- This information does not apply to Northern Ireland and Scotland where different rules are in place.
Universal Credit is a brand new benefit to support anyone either working and on a low income, or out of work. Currently being rolled out nationwide, Universal credit will be a single monthly payment made to claimants, and will replace the following 6 existing benefits:
- Income support
- Income related ESA
- Income based JSA
- Housing Benefit
- Child tax credit
- Working tax credit
It is expected that the rollout will be completed by the end of 2019, and it will then take a further 4 years for migration of all existing claimants on to Universal Credit. People should continue to claim the individual benefits until such time as they are invited to apply for Universal Credit.
Universal Credit – a general overview
Universal Credit will be paid as one single payment to the household, so if you are part of a couple who can both claim Universal Credit, both claims will be paid as one payment into a single bank account. Usually the housing element will be paid direct to the claimant as opposed to the landlord, although people who struggle to manage money can request an Alternative Payment Arrangement, which will see their rent paid directly to their landlord.
Universal Credit is a digital service, people will be encouraged to apply on line and to maintain their account on line, although the option to apply over the phone will exist. The date your claim is submitted is known as your assessment date, and this will be the date each month that your Universal Credit payment is processed, however, it can take up to 7 days from this date to actually reach your bank account. Therefore, as it is paid in arrears, it can take up to 5 weeks from the date your claim is submitted, until you receive your first payment. Help is available during this period in the form of a repayable benefit advance and a Housing benefit run-on of 2 weeks where applicable.

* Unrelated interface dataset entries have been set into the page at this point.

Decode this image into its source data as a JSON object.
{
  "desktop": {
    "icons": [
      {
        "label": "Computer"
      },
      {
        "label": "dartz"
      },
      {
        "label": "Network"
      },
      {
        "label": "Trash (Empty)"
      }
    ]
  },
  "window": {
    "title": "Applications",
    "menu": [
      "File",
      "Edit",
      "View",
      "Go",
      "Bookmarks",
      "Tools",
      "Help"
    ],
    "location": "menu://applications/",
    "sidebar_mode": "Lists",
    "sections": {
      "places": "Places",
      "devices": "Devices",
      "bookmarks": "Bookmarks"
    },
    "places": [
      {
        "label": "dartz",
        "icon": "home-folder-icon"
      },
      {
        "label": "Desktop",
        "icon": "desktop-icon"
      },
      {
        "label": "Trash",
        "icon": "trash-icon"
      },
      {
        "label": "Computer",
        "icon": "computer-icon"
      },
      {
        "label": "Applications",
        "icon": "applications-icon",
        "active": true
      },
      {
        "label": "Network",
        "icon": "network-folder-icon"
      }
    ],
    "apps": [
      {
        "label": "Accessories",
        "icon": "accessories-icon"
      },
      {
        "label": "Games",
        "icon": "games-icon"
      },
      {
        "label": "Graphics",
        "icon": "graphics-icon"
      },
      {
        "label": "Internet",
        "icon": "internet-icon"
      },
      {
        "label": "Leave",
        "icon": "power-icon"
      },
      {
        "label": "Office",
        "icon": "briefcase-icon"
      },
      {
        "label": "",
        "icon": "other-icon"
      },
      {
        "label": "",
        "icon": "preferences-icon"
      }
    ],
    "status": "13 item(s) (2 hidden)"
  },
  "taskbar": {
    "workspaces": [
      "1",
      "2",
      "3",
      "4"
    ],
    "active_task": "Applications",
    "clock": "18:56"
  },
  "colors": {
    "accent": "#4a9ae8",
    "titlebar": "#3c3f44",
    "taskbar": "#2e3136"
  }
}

Universal Credit is based on a standard monthly allowance with other elements added based upon your circumstances. There are various things which can impact on the amount you will receive, for example the amount you earn, how many bedrooms the property has and whether this is deemed to be more than required, whether you care for a disabled child or relative.

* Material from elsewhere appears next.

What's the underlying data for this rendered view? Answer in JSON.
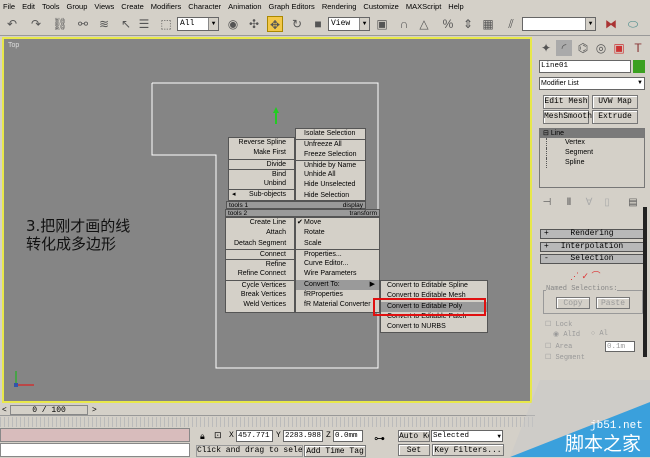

Universal Credit – more information
Universal Credit is a complex area and if you would like to find out more, Philip Runciman (welfare benefits adviser at Nestor) has recorded an information session for us, which can be viewed below. This webinar runs for 20 minutes.
Philip Runciman is a welfare benefits adviser at Nestor. Nestor are independent financial advisers and associate members of Brain Injury Group. Prior to working for Nestor, Philip worked for the Department of Work and Pensions, and now undertakes benefit reviews, appeals, tribunals and provides general benefits advice on behalf of Nestor.